Up to 900 extra police to patrol London this weekend for return of Just Stop Oil

Up to 900 extra Metropolitan Police officers will be on the streets of London over the weekend to deal with renewed Just Stop Oil demonstrations.

The group staged 32 days of disruption from the end of September and throughout October, which the Met said resulted in 677 arrests with 111 people charged, and officers working a total of 9,438 additional shifts.

Just Stop Oil campaigners paused their activities earlier this week, saying they would give the Government until Friday evening to respond to their request to stop investing in new oil and gas.

They are expected to renew road-blocking demonstrations on Saturday, when there will also be train strikes in the capital and across the country.

Just Stop Oil protest
Activists from Just Stop Oil during their protest outside Harrods department store in Knightsbridge, London, on October 20 (Ian West/PA)

Speaking outside Scotland Yard on Friday, Met Commander Jon Savell asked the public to “bear with” police tackling any unlawful protests, and said there would be “up to 900” additional officers deployed in London this weekend.

“We will have hundreds of extra officers on duty this weekend in and around the areas where we believe that they will be, and we will be responding to them as and when they appear,” he told the PA news agency.

“We will help facilitate them protesting lawfully, but where they cross the boundaries we will act quickly.”

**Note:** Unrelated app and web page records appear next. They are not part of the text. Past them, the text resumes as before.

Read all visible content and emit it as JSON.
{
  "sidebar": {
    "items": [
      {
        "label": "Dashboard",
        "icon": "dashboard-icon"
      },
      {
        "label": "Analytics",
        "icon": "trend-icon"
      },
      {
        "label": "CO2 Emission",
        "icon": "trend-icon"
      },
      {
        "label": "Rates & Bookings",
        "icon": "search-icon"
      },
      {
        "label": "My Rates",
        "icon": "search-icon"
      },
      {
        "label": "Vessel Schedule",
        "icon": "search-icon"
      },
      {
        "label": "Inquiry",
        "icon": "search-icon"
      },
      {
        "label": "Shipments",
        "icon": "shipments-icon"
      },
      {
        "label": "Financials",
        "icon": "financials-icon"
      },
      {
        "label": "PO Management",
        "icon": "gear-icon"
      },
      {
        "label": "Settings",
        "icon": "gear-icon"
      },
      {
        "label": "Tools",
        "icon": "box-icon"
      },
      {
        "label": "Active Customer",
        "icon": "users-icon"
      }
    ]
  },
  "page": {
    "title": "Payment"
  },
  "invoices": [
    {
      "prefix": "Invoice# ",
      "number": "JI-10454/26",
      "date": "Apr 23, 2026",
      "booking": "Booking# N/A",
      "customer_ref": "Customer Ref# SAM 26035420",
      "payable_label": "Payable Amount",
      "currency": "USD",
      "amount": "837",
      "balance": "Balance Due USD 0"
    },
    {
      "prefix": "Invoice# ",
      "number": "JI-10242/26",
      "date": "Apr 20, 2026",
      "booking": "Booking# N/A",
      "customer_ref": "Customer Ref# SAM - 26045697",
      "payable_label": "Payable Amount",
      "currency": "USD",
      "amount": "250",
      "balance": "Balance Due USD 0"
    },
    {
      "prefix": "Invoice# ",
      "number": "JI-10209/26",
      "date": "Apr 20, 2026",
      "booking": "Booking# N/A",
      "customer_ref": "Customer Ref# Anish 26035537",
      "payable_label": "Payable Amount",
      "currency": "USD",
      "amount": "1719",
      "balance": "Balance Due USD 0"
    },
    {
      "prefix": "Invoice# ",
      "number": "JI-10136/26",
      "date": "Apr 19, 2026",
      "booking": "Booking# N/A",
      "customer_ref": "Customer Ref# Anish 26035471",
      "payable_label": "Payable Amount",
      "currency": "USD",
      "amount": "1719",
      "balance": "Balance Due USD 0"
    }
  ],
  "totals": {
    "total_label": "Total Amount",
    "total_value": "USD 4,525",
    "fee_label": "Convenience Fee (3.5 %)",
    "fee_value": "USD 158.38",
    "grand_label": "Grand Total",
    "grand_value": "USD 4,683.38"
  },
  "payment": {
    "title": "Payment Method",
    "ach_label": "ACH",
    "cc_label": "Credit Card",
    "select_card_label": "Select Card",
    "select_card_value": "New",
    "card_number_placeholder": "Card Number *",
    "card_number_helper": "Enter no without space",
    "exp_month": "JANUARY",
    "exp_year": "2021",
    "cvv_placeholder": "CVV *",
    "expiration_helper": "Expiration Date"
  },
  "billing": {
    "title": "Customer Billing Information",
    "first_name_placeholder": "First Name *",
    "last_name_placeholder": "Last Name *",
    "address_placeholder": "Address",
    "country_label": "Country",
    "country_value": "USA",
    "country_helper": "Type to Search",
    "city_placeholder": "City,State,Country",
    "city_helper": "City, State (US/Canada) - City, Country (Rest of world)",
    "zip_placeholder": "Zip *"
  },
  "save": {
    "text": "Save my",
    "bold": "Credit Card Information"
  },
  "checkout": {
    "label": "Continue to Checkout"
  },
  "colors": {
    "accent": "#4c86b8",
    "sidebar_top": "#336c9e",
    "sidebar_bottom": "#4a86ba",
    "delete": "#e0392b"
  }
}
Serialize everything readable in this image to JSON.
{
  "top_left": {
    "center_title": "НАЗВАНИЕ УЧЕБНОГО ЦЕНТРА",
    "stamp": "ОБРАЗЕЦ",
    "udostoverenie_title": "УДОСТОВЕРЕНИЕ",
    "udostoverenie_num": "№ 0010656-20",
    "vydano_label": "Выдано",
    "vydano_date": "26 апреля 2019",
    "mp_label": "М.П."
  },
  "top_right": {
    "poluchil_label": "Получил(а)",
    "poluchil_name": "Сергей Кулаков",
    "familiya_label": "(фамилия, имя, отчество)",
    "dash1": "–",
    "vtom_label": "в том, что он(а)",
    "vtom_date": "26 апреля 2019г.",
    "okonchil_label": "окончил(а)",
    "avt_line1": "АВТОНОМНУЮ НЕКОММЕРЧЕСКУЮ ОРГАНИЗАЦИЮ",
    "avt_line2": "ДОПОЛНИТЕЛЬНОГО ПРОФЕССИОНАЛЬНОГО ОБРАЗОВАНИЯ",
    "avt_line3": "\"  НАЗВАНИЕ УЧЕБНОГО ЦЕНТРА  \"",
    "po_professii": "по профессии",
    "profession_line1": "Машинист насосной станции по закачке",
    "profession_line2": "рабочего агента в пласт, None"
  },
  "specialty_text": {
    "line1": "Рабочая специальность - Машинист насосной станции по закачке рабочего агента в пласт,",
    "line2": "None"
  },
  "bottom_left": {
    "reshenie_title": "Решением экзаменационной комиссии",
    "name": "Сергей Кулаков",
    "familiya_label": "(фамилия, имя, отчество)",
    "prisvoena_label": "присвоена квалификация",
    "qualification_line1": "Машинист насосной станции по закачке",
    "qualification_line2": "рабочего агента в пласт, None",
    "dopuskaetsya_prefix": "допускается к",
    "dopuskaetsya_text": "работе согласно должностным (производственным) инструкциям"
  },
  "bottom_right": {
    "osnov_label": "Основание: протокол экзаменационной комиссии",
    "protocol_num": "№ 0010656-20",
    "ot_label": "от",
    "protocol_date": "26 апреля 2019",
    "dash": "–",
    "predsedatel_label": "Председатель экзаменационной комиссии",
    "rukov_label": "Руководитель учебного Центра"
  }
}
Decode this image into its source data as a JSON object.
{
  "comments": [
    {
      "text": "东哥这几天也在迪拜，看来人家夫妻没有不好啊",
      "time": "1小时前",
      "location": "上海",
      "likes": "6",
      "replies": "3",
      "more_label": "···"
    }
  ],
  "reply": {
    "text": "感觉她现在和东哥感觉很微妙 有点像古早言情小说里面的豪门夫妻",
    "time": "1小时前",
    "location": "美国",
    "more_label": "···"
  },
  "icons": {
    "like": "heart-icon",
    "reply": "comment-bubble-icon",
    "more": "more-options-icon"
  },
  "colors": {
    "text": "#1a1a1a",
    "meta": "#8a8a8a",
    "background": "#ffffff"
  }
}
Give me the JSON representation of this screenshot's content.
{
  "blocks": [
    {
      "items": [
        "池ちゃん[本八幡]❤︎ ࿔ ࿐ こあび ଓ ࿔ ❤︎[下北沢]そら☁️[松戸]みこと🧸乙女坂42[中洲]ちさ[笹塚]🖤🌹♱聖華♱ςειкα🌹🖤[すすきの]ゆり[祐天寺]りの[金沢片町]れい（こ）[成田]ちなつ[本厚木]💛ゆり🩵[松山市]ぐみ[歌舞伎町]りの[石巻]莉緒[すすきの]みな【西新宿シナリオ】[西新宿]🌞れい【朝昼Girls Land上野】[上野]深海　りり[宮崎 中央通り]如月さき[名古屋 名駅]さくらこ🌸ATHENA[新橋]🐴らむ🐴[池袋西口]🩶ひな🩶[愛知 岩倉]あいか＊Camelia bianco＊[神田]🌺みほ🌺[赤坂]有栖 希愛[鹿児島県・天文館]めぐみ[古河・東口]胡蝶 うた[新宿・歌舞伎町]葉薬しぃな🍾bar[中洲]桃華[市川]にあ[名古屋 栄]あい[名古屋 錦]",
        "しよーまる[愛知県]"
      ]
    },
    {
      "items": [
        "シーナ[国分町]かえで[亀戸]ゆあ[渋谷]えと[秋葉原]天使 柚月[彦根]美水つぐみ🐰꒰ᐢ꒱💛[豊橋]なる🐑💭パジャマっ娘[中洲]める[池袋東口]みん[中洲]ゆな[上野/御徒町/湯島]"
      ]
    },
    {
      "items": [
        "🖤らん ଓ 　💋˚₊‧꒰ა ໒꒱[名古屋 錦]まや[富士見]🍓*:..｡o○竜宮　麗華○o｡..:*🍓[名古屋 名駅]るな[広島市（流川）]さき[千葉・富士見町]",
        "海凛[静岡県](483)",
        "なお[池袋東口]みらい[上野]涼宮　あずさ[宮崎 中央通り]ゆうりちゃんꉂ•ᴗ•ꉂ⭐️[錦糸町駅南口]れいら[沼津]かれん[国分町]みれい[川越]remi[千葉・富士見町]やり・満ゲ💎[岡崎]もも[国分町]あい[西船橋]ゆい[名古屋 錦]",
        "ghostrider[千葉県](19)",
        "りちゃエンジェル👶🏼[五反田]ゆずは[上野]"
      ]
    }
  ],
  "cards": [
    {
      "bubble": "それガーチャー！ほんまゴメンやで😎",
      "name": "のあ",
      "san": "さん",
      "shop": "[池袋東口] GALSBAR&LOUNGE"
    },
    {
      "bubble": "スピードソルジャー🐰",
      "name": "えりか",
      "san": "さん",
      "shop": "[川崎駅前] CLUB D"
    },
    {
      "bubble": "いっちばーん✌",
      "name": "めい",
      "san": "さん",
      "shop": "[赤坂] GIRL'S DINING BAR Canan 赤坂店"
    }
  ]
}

He added: “It is unfortunate that it coincides with the train strikes and there will inevitably be protests in the roads and some of the more iconic places.

“We will work quickly to try and minimise that disruption, and we would just ask the public to bear with us.

Just Stop Oil protests
Metropolitan Police Commander Jon Savell is leading the force’s response to protests across London this weekend (James Manning/PA)

“But if there are issues, be reassured that we have hundreds of extra officers on duty, we will be there, and we will take action where it’s needed.”

Asked about the impact of the protests on the Met’s capacity to police serious and violent crime, Mr Savell said the force would be “able to manage” and community policing would “continue at the levels we would expect to deliver”.

“It does take up a lot of resources, not only for us but for the lawyers and the court systems,” he said.

“That is time and resources that could be better used in tackling community crime, robberies and violence that is a priority for us, but we are here to deal with anything that is unlawful and the public can rely on us.”

Members of the People’s Assembly, part of the Unison trade union, are expected to stage a “Britain Is Broken” demonstration at Embankment in central London at noon on Saturday.

The Met said officers will also be policing events like this to ensure protests are lawful.